The first farm we visited was Token Creek Alpacas. The owner, Elden Harms, was very gracious in answering our questions and showing us around. We arrived on Herd Health Day and Elden was kind enough to allow us to help him out with giving shots to the “boys”. Elden is an encyclopedia of information and generously shared his knowledge and expertise with us. One valuable lesson I learned . . . a must have is warm boots! Hours later, saturated with information, we left happy and exhausted!
Our second farm visit was to Dougherty Creek Farm Alpacas. We were greeted by Kim Tollers who graciously showed us around her beautiful farm. We met “the girls” first and I was giddy handing out carrots to an eager and accepting group of ladies. We also met Hans, the Pyrenees, who diligently guards “his” herd. We then walked over to another pasture where we were introduced to the “boys” and their guard dog, Angelo, a Maremma. We were joined later by Linda Oliver, who along with Kim, graciously shared information and advice on Alpacas. We were asked inside and offered a cup of coffee – even I indulged in the brew to warm up, loaded with milk and sugar of course – not being a coffee drinker, but appreciative for the warmth! We left Dougherty Creek with the sun shining down and with a feeling of anticipation for what’s to come. I left my heart behind with a girl named, “Olivia”.
On the way home from Dougherty Creek, Brian suggested that I should consider trading my harp lessons for spinning lessons. When I told him that wheels can be quite expensive, he hardly blinked an eye, and went on to say how much more useful that would be in our ventures. Smiling inwardly, I silently agreed. “HE’S SO ON BOARD!”
There are two types of Alpacas – Huacaya (wah-kye-ya) and Suri (sir-ee). We’ve decided on Huacaya’s – with their teddy bear-like fleece and faces they’re pretty hard to resist.
We have two more farm visits lined up for the next couple of weekends. One is very close to home and I’m hopeful that I’ll be able to board (agisting in the Alpaca world) my Alpacas there. We’ve decided to start with three females and the plan is to use/sell the fiber and breed. We’ve also decided to keep our first cria (baby Alpaca). I’m also looking forward to having “therapy” Alpacas. Being an energy healer (i.e. Reiki and other healing modalities) I am always looking for ways to help others, and I can’t think of anything better than teaming up with an Alpaca to provide a service which I know will be healing physically, mentally, emotionally, and spiritually.
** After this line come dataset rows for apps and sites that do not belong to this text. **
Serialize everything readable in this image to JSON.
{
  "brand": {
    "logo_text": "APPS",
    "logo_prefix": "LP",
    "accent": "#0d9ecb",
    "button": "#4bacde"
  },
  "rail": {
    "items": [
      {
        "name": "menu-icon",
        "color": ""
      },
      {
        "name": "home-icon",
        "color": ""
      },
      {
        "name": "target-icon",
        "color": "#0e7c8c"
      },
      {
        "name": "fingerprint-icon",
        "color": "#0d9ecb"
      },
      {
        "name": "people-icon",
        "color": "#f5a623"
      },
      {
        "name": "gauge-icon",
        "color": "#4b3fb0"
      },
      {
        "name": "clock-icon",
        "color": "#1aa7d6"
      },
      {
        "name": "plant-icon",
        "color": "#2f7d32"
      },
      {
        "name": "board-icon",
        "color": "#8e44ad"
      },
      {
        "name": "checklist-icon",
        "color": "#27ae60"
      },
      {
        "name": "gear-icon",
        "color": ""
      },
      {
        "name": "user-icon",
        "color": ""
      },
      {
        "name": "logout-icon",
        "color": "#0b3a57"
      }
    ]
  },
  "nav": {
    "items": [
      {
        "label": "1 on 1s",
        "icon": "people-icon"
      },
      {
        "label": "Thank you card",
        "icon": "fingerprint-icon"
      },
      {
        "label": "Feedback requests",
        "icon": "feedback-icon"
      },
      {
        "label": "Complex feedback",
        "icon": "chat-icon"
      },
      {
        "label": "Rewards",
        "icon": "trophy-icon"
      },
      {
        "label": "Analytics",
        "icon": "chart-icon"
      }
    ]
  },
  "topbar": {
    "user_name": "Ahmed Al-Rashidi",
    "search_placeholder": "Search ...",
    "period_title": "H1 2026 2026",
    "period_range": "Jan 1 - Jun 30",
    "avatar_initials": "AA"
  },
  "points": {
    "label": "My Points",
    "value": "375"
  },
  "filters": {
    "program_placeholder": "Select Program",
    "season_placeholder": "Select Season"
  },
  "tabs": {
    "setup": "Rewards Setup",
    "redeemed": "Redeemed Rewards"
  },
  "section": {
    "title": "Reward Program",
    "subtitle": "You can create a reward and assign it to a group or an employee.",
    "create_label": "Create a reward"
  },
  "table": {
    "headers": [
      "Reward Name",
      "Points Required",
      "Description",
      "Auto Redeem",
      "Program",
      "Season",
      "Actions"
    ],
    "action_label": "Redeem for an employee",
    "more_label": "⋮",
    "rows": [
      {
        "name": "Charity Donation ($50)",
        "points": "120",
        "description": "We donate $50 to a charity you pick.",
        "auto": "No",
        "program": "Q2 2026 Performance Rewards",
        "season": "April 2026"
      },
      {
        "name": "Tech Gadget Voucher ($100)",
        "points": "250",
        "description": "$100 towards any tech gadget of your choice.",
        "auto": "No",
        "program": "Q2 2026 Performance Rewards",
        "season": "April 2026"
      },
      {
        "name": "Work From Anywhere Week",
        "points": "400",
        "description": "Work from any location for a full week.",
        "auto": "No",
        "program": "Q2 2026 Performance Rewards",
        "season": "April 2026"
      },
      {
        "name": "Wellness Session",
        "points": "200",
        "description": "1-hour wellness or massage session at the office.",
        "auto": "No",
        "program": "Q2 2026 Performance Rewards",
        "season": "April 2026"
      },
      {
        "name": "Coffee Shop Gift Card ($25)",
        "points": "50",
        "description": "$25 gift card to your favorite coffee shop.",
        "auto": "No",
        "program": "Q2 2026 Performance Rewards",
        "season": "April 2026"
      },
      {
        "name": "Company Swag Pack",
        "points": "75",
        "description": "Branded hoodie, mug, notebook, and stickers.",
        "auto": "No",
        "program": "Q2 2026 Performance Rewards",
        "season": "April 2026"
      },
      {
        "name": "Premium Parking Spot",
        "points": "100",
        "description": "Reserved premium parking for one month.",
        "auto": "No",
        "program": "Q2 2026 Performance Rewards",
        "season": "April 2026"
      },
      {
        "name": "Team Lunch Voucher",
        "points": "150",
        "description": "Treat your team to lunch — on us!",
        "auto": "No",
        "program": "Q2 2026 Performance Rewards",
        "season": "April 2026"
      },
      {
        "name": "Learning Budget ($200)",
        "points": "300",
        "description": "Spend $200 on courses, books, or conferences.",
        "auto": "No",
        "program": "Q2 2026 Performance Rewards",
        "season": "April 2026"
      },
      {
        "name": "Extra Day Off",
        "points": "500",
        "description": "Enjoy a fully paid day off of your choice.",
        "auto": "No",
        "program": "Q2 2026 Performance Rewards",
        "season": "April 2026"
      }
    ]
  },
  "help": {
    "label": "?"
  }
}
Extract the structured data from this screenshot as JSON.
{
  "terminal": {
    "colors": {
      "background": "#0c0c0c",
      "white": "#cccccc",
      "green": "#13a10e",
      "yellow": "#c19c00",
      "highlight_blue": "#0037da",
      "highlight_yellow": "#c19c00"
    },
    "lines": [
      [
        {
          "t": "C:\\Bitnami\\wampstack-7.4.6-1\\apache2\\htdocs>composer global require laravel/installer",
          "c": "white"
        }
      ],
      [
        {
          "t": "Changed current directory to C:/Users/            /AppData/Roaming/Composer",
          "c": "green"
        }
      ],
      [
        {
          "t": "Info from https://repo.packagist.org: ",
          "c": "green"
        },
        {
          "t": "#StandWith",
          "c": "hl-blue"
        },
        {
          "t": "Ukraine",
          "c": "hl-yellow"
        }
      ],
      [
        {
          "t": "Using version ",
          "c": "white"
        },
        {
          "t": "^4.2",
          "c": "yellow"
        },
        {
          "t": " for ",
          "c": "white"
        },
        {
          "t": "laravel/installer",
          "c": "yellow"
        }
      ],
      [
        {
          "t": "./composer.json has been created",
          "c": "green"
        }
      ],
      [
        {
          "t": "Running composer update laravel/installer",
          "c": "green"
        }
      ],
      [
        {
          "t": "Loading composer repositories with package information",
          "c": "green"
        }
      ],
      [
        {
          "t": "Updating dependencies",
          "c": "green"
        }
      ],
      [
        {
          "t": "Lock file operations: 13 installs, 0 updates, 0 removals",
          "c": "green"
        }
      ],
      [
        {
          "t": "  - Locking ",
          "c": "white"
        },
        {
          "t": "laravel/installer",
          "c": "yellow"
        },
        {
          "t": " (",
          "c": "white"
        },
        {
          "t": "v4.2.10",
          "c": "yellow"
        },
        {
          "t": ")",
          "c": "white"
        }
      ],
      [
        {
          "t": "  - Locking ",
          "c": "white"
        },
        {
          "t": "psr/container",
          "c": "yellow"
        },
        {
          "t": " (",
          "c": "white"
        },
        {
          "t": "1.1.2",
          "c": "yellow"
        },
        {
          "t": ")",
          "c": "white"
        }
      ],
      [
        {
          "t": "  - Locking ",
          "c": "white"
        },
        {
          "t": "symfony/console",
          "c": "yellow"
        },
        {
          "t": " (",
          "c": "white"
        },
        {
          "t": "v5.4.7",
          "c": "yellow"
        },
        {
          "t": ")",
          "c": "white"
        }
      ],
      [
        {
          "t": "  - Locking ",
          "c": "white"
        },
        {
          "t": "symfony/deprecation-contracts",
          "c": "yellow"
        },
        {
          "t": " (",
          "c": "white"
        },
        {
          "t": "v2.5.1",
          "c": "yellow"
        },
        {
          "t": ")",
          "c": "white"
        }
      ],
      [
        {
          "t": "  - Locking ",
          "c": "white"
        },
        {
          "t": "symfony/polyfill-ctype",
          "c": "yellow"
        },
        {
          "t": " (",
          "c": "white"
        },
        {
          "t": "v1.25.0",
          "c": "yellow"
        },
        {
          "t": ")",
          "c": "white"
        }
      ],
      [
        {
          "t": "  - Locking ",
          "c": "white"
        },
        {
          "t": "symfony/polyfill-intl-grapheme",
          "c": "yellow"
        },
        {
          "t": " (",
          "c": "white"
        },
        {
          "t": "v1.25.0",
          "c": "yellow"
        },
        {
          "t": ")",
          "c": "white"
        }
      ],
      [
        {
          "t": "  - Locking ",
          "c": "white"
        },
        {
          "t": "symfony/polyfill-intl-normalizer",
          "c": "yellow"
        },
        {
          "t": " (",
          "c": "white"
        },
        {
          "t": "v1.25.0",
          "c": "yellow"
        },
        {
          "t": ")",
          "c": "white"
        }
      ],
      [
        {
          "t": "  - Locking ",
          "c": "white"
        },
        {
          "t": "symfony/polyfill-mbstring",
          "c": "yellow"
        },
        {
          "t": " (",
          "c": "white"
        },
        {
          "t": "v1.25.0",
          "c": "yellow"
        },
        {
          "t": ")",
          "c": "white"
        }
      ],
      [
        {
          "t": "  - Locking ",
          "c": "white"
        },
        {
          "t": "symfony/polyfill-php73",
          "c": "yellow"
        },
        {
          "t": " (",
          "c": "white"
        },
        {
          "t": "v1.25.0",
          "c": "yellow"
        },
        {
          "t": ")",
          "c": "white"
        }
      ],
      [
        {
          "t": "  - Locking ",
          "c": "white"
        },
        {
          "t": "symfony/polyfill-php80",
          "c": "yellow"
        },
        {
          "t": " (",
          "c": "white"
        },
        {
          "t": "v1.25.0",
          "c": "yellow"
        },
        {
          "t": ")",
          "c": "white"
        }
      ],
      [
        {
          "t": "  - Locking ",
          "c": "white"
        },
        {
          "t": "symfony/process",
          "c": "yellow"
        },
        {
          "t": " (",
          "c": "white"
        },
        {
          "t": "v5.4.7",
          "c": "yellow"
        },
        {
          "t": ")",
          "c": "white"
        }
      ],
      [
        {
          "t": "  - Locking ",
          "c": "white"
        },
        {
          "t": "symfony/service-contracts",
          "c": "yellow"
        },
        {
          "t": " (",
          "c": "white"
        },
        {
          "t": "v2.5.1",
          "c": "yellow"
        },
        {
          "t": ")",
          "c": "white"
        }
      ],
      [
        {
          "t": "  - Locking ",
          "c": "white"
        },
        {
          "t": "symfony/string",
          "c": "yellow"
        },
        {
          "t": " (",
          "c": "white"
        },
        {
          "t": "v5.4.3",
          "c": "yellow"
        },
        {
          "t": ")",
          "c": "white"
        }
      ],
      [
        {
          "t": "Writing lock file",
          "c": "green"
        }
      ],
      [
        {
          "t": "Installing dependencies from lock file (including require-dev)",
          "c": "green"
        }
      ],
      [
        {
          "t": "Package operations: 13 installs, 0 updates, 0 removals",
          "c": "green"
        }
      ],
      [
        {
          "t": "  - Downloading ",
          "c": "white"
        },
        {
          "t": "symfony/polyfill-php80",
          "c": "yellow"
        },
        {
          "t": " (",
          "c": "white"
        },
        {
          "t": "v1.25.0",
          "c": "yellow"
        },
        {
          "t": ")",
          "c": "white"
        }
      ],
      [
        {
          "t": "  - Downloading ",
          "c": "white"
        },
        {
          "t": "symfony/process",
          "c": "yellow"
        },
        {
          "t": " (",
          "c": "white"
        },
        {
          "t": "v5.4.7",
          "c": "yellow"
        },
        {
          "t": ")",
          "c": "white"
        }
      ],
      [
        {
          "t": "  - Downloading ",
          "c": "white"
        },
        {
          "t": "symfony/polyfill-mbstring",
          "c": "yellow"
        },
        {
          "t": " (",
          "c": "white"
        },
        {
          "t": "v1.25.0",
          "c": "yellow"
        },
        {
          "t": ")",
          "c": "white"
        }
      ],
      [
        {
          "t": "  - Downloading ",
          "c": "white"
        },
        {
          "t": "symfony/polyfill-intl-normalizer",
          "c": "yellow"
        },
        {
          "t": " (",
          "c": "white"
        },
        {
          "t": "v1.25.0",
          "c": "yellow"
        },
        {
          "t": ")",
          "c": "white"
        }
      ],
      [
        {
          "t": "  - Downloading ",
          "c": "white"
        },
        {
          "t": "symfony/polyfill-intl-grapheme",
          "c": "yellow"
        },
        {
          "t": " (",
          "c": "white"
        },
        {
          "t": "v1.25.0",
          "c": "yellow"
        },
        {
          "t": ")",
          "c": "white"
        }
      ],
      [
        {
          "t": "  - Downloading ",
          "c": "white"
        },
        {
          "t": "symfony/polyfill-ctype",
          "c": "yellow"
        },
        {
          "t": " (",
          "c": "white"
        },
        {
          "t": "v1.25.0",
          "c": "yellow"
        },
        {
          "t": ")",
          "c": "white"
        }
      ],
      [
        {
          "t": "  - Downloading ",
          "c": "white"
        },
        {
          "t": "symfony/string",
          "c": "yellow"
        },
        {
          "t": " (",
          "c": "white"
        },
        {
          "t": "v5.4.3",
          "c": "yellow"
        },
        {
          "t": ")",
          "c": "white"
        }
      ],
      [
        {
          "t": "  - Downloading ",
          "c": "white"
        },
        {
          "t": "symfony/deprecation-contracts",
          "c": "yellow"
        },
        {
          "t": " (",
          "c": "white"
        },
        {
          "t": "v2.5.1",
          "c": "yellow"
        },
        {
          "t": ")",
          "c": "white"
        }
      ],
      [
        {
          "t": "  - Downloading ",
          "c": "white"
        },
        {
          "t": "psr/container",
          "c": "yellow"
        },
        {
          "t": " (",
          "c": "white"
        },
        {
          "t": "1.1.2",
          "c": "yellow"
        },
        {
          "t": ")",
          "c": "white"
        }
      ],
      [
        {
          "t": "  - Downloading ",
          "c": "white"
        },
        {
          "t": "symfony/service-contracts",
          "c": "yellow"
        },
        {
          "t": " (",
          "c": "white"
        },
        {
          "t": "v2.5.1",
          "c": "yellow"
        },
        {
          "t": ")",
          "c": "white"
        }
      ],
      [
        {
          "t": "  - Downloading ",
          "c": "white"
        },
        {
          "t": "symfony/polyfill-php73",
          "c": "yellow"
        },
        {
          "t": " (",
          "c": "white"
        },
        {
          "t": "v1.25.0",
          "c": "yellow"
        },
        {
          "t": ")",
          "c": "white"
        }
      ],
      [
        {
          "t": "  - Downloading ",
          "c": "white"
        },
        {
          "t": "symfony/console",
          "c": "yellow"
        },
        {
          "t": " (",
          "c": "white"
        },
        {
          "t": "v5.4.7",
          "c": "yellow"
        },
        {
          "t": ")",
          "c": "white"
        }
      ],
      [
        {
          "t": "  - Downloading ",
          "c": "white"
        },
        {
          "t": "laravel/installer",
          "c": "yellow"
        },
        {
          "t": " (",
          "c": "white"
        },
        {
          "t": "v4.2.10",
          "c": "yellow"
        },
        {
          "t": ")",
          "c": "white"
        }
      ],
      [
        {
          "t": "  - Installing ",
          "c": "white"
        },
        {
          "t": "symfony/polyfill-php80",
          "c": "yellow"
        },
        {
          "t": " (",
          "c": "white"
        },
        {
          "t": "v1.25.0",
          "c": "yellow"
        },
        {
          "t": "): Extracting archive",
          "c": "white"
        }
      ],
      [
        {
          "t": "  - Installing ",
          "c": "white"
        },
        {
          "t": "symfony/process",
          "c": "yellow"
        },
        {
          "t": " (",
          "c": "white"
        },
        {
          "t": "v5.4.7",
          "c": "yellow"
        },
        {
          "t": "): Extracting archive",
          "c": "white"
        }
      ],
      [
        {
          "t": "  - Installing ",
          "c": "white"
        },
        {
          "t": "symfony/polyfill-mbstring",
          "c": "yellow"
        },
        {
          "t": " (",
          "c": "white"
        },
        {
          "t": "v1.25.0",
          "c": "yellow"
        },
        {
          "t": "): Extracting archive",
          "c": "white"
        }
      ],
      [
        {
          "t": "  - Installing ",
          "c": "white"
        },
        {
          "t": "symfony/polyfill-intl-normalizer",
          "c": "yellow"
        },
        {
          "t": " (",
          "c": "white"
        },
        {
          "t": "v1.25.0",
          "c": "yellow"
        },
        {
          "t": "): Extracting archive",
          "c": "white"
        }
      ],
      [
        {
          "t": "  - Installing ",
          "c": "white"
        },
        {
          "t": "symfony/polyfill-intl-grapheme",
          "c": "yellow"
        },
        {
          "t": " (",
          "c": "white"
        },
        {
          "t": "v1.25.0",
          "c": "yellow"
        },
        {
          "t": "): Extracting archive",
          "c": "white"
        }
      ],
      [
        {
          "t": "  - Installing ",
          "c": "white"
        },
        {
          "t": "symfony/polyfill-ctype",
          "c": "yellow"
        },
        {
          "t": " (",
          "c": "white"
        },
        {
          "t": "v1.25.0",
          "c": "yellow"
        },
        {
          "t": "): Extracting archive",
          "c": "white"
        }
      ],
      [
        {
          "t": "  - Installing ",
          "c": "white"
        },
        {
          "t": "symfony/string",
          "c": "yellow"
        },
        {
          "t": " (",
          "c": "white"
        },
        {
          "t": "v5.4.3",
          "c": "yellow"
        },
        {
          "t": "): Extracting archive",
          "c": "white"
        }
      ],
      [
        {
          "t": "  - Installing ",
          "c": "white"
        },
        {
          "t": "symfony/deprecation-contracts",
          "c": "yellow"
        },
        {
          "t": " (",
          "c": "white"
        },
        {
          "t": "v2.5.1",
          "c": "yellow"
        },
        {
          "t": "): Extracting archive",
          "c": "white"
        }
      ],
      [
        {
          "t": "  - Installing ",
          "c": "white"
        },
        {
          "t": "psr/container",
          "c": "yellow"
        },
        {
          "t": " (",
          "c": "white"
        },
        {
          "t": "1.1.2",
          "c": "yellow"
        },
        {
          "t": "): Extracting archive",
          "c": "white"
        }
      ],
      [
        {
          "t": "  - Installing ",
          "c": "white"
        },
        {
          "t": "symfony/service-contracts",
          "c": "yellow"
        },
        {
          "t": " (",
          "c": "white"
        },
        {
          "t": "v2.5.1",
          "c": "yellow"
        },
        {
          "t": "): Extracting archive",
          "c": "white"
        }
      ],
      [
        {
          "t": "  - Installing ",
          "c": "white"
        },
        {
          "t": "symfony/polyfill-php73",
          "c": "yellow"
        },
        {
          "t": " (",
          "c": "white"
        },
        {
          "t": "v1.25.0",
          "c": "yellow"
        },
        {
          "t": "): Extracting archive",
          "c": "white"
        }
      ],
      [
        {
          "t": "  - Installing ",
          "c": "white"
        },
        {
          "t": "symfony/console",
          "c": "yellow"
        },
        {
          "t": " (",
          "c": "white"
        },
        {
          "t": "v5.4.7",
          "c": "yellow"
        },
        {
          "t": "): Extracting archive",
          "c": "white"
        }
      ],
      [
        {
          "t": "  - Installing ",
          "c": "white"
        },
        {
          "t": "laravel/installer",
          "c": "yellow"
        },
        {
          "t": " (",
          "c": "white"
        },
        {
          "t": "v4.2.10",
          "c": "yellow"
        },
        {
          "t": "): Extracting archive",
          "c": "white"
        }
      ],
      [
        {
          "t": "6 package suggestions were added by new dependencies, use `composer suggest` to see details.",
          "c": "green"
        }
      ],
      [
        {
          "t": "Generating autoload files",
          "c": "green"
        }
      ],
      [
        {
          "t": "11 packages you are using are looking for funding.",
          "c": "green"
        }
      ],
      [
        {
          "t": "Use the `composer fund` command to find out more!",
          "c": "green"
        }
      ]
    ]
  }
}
We’re planning on attending the Wisconsin Alpaca & Fiber Show in West Bend on April 25 & 26, 2015. I’m looking forward to seeing the Halter and Fleece Shows and learning a lot in the free seminars. I might even take in a class!
So for now we’re positioning ourselves to buy a farm and begin this new phase in our lives. We’re taking it slowly (well, trying too!), learning as much as we can and enjoying ourselves. Meeting new people, attending and participating in events, and growing a relationship with these amazing animals as well as with other Alpaca owners. Although this is going to be our “business” we want to be able to find joy in every day – grateful for the opportunity to pursue something we love – being out in nature, being with animals and farming.
Brian and I are looking into the future and visualizing what we want our “retirement” to look like. We have decided to fulfill our dream of owning a farm and have set our course to that end. It may take us two or three years to get into position, but we are determined and know that it will happen. It feels good to know that we have goals and are looking forward to something that we can enjoy together, as a team.
Living Alpaca Loca,